© Ellen Barone. A Day at the Races, Island of Tobago, Caribbean
The Kentucky Derby it most definitely was not. The steel bands were a clue. Another hint, for the unsure, is that there wasn’t a horse in sight. Nevertheless the race day at Buccoo on the Island of Tobago is one of the great social events in the Island calendar. What they race here are goats.
The quality of goats is important on an island that depends on the creatures for milk, cheese and meat. Seventy-eight years ago an eccentric Englishman hit on the idea of not just exhibiting them to show their beauty (whatever turns you on, some might say) but actually racing them to prove their stamina.
And so an annual tradition was born. That’s the way in Tobago — any excuse for a party. It’s the most colorful spectacular; silk shirted “jockeys” sprinting barefoot behind their roped animals (some barely hanging on) sprinting down a ragged grass racetrack.
Always held on the Tuesday following Easter Day, when the island is already teeming with visiting Trini’s (as residents of neighboring Trinidad are called), it is the social highlight of the year. From noon to the wee hours of the Monday morning revelers turn the usually sleepy village of Buccoo into one big music-blaring street party.
Colorfully painted vendors’ stalls lined the town’s main street selling food, drink, handicrafts, games of chance and Bob Marley T- shirts. Picture a reggae-style country fair. One popular stand had hungry islanders queuing up to buy deep-fried chicken legs. No Macdonald’s processed meat here. This was the real McCoy.

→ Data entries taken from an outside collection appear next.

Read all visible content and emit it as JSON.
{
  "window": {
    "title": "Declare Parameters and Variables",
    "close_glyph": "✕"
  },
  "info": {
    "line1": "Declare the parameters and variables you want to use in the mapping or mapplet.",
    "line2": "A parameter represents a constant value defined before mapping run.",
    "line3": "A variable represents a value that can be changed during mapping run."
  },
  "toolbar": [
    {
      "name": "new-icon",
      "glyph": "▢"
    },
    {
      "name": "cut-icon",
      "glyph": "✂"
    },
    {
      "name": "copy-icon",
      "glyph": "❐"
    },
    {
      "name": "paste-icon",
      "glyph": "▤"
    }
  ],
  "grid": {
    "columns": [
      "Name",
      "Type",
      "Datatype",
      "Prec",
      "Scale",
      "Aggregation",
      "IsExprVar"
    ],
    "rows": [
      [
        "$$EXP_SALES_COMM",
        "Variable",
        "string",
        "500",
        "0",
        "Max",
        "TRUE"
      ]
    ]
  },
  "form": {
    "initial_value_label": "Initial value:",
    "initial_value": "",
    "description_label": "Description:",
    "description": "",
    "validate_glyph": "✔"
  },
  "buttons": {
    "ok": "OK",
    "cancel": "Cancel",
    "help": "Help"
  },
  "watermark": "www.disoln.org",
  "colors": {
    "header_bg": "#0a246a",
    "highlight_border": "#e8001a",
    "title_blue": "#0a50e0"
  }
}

Good old-fashioned fun, the Buccoo goat races provided just the kind of quirky homespun event that I adore. Kids (and sometimes a stray goat or two) ran freely with an abandon seen less and less in today’s world; islanders greeted each other with an envious familiarity and ease; and despite the throngs of people there wasn’t even a hint of any underlying unfriendliness or violence.
But a visit to Tobago, with or without the goat races, promises a peaceful and friendly vacation experience. Situated at the bottom of the chain of Caribbean isles about 20 miles northeast of Venezuela and 10 degrees north of the equator, Tobago’s remote setting has helped to preserve its natural beauty and laid-back way of life. Only about 175,000 tourists visit in a typical year, compared with the million or so that throng the beaches of Jamaica or Puerto Rico.
Dwarfed in size and population by Trinidad, its more industrialized sister island, Tobago’s 26-mile length and eight-mile width is conveniently sized. A drive around the circumference at an “island-time” pace - stopping in a village for a leisurely lunch or taking a swim in its inviting warm waters – can easily take a full day.
Your time on Tobago can be as hectic (although everything is comparative) or low-key as you wish. The snorkeling and diving at the reef just off the island is some of the best in the Caribbean; there’s virgin rainforest to explore, bird watching sanctuaries, long stretches of white sand beaches to comb or calypso clubs and beach-shack bars where you can dance the night away.
Without doubt a visit to Tobago will soothe the soul no matter when you visit, but if you’re looking for one of the best parties in the Caribbean mark your 2009 calendars now and join the cheering ranks of the 84th Annual Boccoo Goat Races.
Trinidad and Tobago Department of Tourism,